Get On Up

 

The number one reason to see Get On Up is to witness the performance of Chadwick Boseman. He’s fantastic—singing, dancing and acting.

The story of singer James Brown (Boseman) is cleverly told out of sequence by director Tate Taylor and screenwriters Jez and John-Henry Butterworth. Episodes depict performances as well as Brown’s dealings with family, fellow musicians and strangers.

James Brown’s dysfunctional upbringing led him to unsavory behaviors as an adult. That rough childhood also gave him the will to be his own man, not dependent on others.

The musical performances in locales from Vietnam to Paris to the Apollo Theater in Harlem to the set of the movie Ski Party to a Cincinnati recording studio are uniformly excellent and fun to watch. If Boseman really did all those dance moves, he proved himself to be just as athletic here than as he was in last year’s 42 biopic where he starred as baseball great Jackie Robinson.

Brown and mom Susie (Viola Davis) had a troubled relationship. His abandonment issues resurface in a tearful reunion. Brown was abusive to his wife Dee Dee (Jill Scott, who makes a strong impression in her minimal screen time) but she hung in with him. Brown’s up and down relationship with musician Bobby Byrd (Nelsan Ellis) is resolved in the movie’s final half hour.

Unlike many black characters from all eras in modern movies, in Get On Up, James Brown has an authentic Southern black dialect. Hats off to the filmmaker for making that choice. Boseman nails the memorable rasp in JB’s voice.

Get On Up could use a bit of tightening up. But despite its just-a-bit-too-long run time, the film reveals much about a man who was a genuine pop icon.
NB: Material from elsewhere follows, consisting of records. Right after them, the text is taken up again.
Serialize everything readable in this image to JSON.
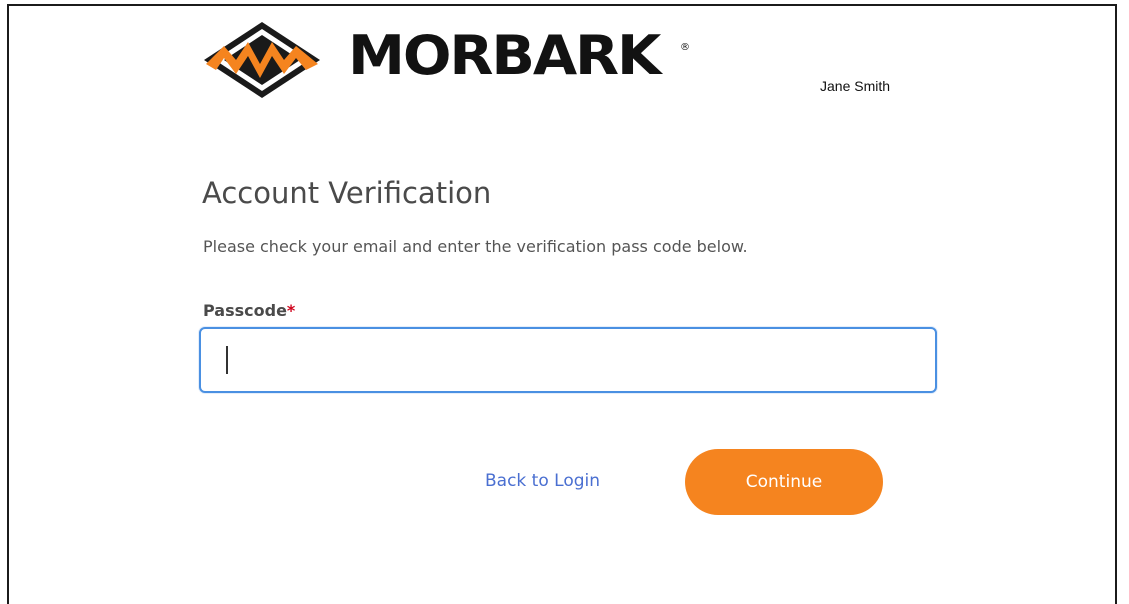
{
  "brand": {
    "name": "MORBARK",
    "registered_mark": "®",
    "logo_icon": "morbark-diamond-logo-icon",
    "accent_color": "#f5841f"
  },
  "header": {
    "user_name": "Jane Smith"
  },
  "main": {
    "title": "Account Verification",
    "instructions": "Please check your email and enter the verification pass code below.",
    "passcode": {
      "label": "Passcode",
      "required_marker": "*",
      "value": "",
      "placeholder": ""
    },
    "actions": {
      "back_label": "Back to Login",
      "continue_label": "Continue"
    }
  },
  "colors": {
    "input_focus_border": "#4a90e2",
    "link": "#4a6fd1",
    "required": "#d0021b"
  }
}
And whether you are/were a James Brown fan or not, Boseman’s performance will impress you.

 

42

Like most recent crowd-pleasing biopics, 42 presents a series of opportunities, challenges and successes for its hero. As we saw in films about Ray Charles and Johnny Cash, and now here for Jackie Robinson, talent and determination win the day.

Jackie Robinson is played ably by Chadwick Boseman. The movie’s depiction of Robinson reveals few flaws, other than a temper. No addictions, no womanizing here. He has a wife, but few other characteristics that flesh him out as a real person, not just a ballplayer.

The story of Jackie Robinson is also the story of Branch Rickey, the white man credited with bringing Robinson to the bigs. Harrison Ford plays Rickey with restraint. Not many of those intense tirades we’ve seen in other Ford roles, but a couple of good speeches give Ford his moments to shine.

After Rickey determines that Robinson has the guts and the self-control to handle the abuse, Rickey deals with managers and players who aren’t happy that Robinson is part of their team.

Acceptance is slow in coming, but winning ballgames helps heal some of the hard feelings. Robinson leads the Dodgers to the 1947 pennant, is named Rookie of the Year and the audience leaves the theater with a warm, Hallmark Channel-like upbeat feeling.

Following Django Unchained, hearing the “n” word in a mass market film like 42 is not so shocking. I heard the word four times through the first half of the movie. But after Robinson joins the Dodgers, he hears the word many more times—mostly from Phillies manager Ben Chapman. Chapman is played by Alan Tudyk, who was Steve the Pirate in Dodgeball.

42 attempts to capture the feeling of 1946 and ’47. On some levels, that goal is achieved with the typical tools: cars, phones and costumes of the era. What the film fails to communicate is how big baseball was in those days, as compared to other amusements. The depictions of real ballparks of the era are partly successful. The film has a major anachronism with a shot of modern seating in a minor league ballpark.

42 is not a great movie, but tells its story in an entertaining enough way to click with many groups of moviegoers: men and women, white and black, baseball fans and non-fans. Like Ray and Walk the Line, 42 is destined to be a crowd-pleaser.